Page 37
We had a.
Page 53
Then he gave me such a detail of misfortunes now existing, or that were soon to exist, that he left me half melancholy.
Page 57
I told them I could not propose a separation while any prospect remained of the Merediths fulfilling their part of our agreement, because I thought my self under great obligations to them for what they had done and would do if they could: but if they finally failed in their performance, and our partnership must be dissolved, I should then think myself at liberty to accept the assistance of my friends: thus the matter rested for some time; when I said to my partner, perhaps your father is dissatisfied at the part you have undertaken in this affair of ours, and is unwilling to advance for you and me what he would for you?

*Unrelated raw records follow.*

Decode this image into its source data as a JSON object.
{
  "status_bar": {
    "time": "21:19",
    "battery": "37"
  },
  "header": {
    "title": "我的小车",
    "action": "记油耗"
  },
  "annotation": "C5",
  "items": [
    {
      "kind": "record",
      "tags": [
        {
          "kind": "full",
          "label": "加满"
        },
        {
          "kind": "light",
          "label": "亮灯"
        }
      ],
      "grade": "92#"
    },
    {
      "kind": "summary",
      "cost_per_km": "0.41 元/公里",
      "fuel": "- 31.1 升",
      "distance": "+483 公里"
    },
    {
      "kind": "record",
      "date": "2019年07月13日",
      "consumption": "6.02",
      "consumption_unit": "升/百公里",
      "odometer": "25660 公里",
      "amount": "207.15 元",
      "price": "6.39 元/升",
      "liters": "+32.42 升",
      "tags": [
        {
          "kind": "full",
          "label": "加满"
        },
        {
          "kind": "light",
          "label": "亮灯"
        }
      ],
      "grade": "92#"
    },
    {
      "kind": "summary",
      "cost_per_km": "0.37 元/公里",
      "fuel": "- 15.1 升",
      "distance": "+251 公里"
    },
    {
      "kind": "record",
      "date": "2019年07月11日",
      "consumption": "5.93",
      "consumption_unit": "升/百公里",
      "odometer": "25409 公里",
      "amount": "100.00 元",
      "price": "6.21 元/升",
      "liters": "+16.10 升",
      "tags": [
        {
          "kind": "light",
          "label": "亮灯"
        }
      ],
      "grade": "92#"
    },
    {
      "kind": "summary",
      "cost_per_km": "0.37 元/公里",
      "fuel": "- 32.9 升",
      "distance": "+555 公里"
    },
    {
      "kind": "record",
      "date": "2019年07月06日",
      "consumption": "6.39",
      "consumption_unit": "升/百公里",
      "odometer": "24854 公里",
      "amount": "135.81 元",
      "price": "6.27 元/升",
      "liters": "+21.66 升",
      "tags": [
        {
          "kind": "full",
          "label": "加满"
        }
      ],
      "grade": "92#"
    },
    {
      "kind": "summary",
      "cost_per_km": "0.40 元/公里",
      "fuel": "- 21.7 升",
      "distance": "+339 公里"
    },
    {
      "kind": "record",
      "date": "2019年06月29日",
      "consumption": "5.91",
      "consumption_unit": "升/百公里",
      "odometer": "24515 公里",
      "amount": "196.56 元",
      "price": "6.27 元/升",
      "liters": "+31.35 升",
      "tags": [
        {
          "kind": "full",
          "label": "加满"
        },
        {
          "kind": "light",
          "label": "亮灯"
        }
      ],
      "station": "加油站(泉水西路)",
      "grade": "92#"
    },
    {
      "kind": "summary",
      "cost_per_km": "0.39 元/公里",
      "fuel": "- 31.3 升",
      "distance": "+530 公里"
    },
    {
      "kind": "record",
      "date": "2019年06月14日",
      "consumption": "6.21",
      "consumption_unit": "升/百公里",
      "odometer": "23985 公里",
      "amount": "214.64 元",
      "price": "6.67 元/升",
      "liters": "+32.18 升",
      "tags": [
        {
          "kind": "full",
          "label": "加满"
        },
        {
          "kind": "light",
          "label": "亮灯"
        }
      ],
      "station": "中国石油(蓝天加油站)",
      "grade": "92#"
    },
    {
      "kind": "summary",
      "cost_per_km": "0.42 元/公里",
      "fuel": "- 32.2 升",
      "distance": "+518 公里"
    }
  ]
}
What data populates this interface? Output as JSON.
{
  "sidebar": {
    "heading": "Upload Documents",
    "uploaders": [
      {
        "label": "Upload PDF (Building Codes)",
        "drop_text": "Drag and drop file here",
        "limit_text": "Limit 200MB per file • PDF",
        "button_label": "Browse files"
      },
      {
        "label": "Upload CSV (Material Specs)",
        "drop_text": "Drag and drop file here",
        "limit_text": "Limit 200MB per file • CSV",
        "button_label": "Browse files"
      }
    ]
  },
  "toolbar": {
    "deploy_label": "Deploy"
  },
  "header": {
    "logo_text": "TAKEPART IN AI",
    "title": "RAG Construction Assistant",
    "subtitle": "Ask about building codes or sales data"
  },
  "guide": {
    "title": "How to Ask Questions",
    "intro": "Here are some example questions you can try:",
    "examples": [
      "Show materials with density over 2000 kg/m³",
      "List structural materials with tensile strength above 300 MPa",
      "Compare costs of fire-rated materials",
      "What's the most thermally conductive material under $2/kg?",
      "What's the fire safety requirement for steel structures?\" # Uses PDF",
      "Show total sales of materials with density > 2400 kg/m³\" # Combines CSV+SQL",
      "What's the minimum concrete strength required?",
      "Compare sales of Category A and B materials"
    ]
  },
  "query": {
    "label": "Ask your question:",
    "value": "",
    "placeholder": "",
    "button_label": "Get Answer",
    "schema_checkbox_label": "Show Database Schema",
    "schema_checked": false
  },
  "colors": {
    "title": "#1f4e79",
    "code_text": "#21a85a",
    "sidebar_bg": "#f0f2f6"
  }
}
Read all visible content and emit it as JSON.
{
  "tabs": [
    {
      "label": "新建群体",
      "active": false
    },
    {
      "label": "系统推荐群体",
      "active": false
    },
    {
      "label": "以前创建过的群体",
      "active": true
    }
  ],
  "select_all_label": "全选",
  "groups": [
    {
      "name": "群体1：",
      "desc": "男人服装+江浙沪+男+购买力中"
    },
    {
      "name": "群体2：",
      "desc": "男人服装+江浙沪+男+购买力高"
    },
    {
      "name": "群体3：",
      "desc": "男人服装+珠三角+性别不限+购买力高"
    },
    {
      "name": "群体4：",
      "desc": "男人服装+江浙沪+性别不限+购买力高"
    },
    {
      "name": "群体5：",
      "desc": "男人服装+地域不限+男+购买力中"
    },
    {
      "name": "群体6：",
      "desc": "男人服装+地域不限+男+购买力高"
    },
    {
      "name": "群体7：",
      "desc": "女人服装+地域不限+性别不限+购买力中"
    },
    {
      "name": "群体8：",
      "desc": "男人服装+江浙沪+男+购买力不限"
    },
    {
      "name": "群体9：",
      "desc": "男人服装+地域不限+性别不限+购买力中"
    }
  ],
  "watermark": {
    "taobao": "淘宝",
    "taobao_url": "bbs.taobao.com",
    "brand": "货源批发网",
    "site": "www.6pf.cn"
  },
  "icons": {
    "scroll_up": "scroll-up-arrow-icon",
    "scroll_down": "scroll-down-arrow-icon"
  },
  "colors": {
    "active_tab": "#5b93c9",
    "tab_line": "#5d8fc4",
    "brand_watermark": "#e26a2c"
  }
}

If that is the case, tell me, and I will resign the whole to you, and go about my business.
Page 112
I sent one of these papers to each house, and in a day or two went round to see who would subscribe to an agreement to pay these sixpences; it was unanimously signed, and, for a time, well executed.
Page 118
We parted, he going to Philadelphia and I to Boston.
Page 128
While the several companies in the city and country were forming and.
Page 140
I had agreed with Captain Morris, of the packet at New-York, for my passage, and my stores were put on board; when Lord Loudon arrived at Philadelphia, expressly, as he told me, to endeavour an accommodation between the governor and Assembly, that his majesty's service might not be obstructed by their dissensions.
Page 141
Passengers were engaged for all, and some extremely impatient to be gone, and the merchants uneasy about their letters, and for the orders they had given for ensurance (it being war-time) and for autumnal goods; but their anxiety availed nothing; his lordship's letters were not ready: and yet, whoever waited on him found him always at his desk, pen in hand, and concluded he must needs write abundantly.
Page 145
The casks of water, it seems, had been placed forward; these he therefore ordered to be moved farther aft, on which the ship recovered her character, and proved the best sailer in the fleet.
Page 147
In the morning it was found by our soundings, &c.
Page 148
In my case a substantial favour accompanied the honour.
Page 172
If there be talents which we can never expect to equal, if there be a series of good fortune which we can never expect to enjoy, we still need not lose the labour of our biographical inquiries.
Page 176
* * * * * "Philadelphia, July 17, 1788.
Page 195
They are zealous for the honour and prosperity of this nation; and, while they are well used, will always be ready to support it, as far as their little power goes.
Page 203
Notwithstanding this proclamation, those cruel men again assembled themselves, and, hearing that the remaining fourteen Indians were in the workhouse at Lancaster, they suddenly appeared in that town on the 27th of December.
Page 210
" "But he is a white man," they cried; "the white men are all bad, and we will kill them all.